◆ ACTION ITEM: Give the records once more, exactly as they stand.

◆ GIVEN INFORMATION:
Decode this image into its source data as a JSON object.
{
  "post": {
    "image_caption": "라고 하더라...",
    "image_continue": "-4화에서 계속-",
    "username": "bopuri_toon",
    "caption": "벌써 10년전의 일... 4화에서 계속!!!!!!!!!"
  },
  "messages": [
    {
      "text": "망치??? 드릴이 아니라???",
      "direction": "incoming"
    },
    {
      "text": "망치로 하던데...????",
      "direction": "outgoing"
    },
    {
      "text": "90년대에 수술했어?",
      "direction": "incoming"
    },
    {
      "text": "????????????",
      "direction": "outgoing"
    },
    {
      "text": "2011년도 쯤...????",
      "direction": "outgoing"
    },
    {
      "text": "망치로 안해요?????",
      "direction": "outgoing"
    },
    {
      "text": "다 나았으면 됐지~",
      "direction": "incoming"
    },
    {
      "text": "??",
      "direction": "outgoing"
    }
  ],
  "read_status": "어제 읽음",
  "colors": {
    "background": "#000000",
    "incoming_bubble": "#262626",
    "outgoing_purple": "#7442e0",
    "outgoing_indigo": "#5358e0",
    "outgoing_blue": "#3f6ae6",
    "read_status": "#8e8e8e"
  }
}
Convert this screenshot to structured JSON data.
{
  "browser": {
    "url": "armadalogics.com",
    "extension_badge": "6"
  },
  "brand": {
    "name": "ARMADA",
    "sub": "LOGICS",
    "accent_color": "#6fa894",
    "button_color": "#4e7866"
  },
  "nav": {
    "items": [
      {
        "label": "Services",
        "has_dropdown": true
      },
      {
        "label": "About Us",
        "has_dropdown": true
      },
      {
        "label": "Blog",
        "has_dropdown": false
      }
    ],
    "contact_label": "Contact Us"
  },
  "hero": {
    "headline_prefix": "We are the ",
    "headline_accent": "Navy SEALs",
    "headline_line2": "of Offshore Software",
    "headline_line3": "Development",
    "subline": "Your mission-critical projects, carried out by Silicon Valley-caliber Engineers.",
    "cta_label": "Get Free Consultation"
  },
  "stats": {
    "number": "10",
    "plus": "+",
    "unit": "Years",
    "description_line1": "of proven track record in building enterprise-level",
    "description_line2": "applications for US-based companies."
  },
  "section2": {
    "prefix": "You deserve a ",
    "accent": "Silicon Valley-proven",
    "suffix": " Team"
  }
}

◆ EXERCISE OUTPUT:
Decode this image into its source data as a JSON object.
{
  "post": {
    "image_caption": "라고 하더라...",
    "image_continue": "-4화에서 계속-",
    "username": "bopuri_toon",
    "caption": "벌써 10년전의 일... 4화에서 계속!!!!!!!!!"
  },
  "messages": [
    {
      "text": "망치??? 드릴이 아니라???",
      "direction": "incoming"
    },
    {
      "text": "망치로 하던데...????",
      "direction": "outgoing"
    },
    {
      "text": "90년대에 수술했어?",
      "direction": "incoming"
    },
    {
      "text": "????????????",
      "direction": "outgoing"
    },
    {
      "text": "2011년도 쯤...????",
      "direction": "outgoing"
    },
    {
      "text": "망치로 안해요?????",
      "direction": "outgoing"
    },
    {
      "text": "다 나았으면 됐지~",
      "direction": "incoming"
    },
    {
      "text": "??",
      "direction": "outgoing"
    }
  ],
  "read_status": "어제 읽음",
  "colors": {
    "background": "#000000",
    "incoming_bubble": "#262626",
    "outgoing_purple": "#7442e0",
    "outgoing_indigo": "#5358e0",
    "outgoing_blue": "#3f6ae6",
    "read_status": "#8e8e8e"
  }
}
Convert this screenshot to structured JSON data.
{
  "browser": {
    "url": "armadalogics.com",
    "extension_badge": "6"
  },
  "brand": {
    "name": "ARMADA",
    "sub": "LOGICS",
    "accent_color": "#6fa894",
    "button_color": "#4e7866"
  },
  "nav": {
    "items": [
      {
        "label": "Services",
        "has_dropdown": true
      },
      {
        "label": "About Us",
        "has_dropdown": true
      },
      {
        "label": "Blog",
        "has_dropdown": false
      }
    ],
    "contact_label": "Contact Us"
  },
  "hero": {
    "headline_prefix": "We are the ",
    "headline_accent": "Navy SEALs",
    "headline_line2": "of Offshore Software",
    "headline_line3": "Development",
    "subline": "Your mission-critical projects, carried out by Silicon Valley-caliber Engineers.",
    "cta_label": "Get Free Consultation"
  },
  "stats": {
    "number": "10",
    "plus": "+",
    "unit": "Years",
    "description_line1": "of proven track record in building enterprise-level",
    "description_line2": "applications for US-based companies."
  },
  "section2": {
    "prefix": "You deserve a ",
    "accent": "Silicon Valley-proven",
    "suffix": " Team"
  }
}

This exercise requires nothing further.